While states like Colorado have backed off of using E-Verify by creating alternative programs to verify work eligibility, the trend nationally is to make E-Verify mandatory. There are several bills in Congress including the Save Act which makes E-Verify mandatory for all employers across the United States. While this bill has not been enacted or signed into law at this time, it signifies the federal government’s push to get employees to use E-verify.

by SCwpadmin SCwpadmin 77 Comments

New developments in the PERM process

In recent pronouncements, the Department of Labor seems to be adopting the “testing the job market” approach to labor certification application. This approach has been advanced by immigration attorneys for many years.

There has been a great deal of publicity surrounding the issue of a law firm’s involvement in recruitment. The largest immigration firm in the country has been notified that all of its cases will be audited based upon an allegation that the law firm was involved in the recruitment process. This confirms our office’s practice of providing advice and checklists with respect to the recruitment process in general, but not being involved in the review of resumes and the determination of whether applicants are, or are not, qualified.

The Department of Labor will go live with a new version of the PERM application (9089) on January 1, 2009. This form has some positive elements to it. For example, the form can handle multiple work sites and eliminates the distinction between experience in the job offered and related experience. The form makes it clear that training and internships can be counted as experience, which is a good development. The form also creates a check off as to whether the employer will consider any reasonable combination of experience, education and training in determining if the applicants qualify for the position.

Our firm has always included this language in the labor certification form. Failure to include it can lead to a denial. The creation of a check off for this language will avoid these denials.

There has been an ongoing debate as to what constitutes “normal” in regards to the PERM question which asks if the minimum requirements set forth in the labor certification application are normal for the position. Many attorneys have taken the position that “normal” should be interpreted in a common sense fashion to represent normal practices on the part of the employer or in the industry. Other attorneys, including our firm, have interpreted the term “normal” to mean consistent with O-NET standards. The new form makes it clear that the latter perspective is consistent with the Department of Labor’s interpretation. Since this has been our firm’s practice since the creation of the PERM process, it will not require any change in how we handle labor certification applications.

Finally, the new 9089 form allows for substitute signatures, which will eliminate difficulties if the individual who authorized the application on the part of the employer is no longer affiliated with that company.

by SCwpadmin SCwpadmin 84 Comments

Electronic System for Travel Authorization (ESTA)

The Department of Homeland Security has created an internet-based travel authorization system to verify that people who are entering the United States on the Visa Waiver Program are pre-authorized to travel before they arrive in the United States. While the ESTA program will be pre-authorizing travel to the United States, it only authorizes a traveler to board a carrier to travel and is not designed to make a determination on a non-citizen’s admissibility to the United States. The information that is submitted through the ESTA program is the same information that is currently submitted on the I-94W form when a visa waiver applicant arrives in the United States.

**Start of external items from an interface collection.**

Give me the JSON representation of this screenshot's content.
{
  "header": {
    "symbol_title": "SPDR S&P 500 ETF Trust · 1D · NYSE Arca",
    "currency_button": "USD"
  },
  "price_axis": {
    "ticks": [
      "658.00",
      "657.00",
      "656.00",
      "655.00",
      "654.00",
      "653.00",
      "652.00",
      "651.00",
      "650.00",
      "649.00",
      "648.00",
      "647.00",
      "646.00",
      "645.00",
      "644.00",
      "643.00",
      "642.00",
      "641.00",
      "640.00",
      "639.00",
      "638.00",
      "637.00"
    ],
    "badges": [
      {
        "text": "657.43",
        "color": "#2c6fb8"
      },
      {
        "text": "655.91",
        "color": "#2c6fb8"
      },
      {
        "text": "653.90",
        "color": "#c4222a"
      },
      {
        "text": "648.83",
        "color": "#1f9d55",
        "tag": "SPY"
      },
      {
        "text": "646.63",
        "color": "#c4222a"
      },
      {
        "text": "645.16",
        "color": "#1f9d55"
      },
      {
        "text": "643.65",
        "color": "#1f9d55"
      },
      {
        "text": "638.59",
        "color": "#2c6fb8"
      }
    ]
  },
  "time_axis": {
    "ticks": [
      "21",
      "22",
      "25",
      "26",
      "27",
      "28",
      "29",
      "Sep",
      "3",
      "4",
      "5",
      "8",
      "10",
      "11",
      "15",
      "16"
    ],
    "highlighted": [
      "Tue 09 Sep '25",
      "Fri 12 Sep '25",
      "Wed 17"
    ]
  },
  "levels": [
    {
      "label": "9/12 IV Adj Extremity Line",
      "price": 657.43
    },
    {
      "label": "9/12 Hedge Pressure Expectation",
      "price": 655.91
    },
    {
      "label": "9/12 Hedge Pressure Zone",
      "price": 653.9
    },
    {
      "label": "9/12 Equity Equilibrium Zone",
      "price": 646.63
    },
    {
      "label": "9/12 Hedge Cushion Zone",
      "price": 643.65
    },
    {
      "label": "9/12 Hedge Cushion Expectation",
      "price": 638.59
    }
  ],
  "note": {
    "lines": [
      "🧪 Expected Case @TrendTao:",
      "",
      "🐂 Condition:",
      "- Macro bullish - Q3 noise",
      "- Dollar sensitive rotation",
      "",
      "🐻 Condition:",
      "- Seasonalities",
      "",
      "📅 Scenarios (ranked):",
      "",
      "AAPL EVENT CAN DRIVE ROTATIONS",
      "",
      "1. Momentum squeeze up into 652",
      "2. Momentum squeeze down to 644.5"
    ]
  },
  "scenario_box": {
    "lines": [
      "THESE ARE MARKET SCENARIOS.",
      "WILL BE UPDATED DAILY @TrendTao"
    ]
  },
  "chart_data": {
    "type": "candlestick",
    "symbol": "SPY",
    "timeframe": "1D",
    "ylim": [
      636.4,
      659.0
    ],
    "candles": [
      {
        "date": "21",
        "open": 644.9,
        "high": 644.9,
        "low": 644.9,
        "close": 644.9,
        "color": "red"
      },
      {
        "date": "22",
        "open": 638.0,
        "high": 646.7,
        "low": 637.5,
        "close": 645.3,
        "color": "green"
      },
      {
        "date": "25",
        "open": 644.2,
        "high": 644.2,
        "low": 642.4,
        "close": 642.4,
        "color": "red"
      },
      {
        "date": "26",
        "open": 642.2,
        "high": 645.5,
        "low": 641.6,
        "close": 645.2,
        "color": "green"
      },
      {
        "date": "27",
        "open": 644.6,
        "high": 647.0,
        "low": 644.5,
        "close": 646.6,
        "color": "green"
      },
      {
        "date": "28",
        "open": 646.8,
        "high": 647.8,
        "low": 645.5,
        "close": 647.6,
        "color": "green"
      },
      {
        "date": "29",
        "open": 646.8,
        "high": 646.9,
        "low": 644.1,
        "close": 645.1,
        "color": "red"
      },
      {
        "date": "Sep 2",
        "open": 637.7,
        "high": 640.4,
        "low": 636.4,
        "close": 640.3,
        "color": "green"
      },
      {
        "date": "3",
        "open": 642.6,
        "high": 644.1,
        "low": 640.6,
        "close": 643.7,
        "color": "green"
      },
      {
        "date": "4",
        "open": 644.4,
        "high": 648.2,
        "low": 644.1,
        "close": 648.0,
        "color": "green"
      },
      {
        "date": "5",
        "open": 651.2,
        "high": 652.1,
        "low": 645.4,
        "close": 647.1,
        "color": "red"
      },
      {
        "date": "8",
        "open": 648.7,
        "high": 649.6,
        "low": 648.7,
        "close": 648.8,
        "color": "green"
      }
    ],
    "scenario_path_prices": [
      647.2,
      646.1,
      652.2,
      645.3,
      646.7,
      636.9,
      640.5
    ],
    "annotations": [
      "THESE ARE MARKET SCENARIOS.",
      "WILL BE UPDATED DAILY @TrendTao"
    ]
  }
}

The information that is submitted on the electronic application will be checked against all appropriate databases including lost and stolen passport databases and various government watch lists. An ESTA travel authorization will be good for two years, or until the individuals passport expires, whichever comes first. ESTA will have the capability to accommodate last-minute and/or emergency travel needs. ESTA will start on August 1, 2008 as a voluntary program. Using ESTA for travel pre-authorization will become mandatory as of January 12, 2009. The ESTA website is at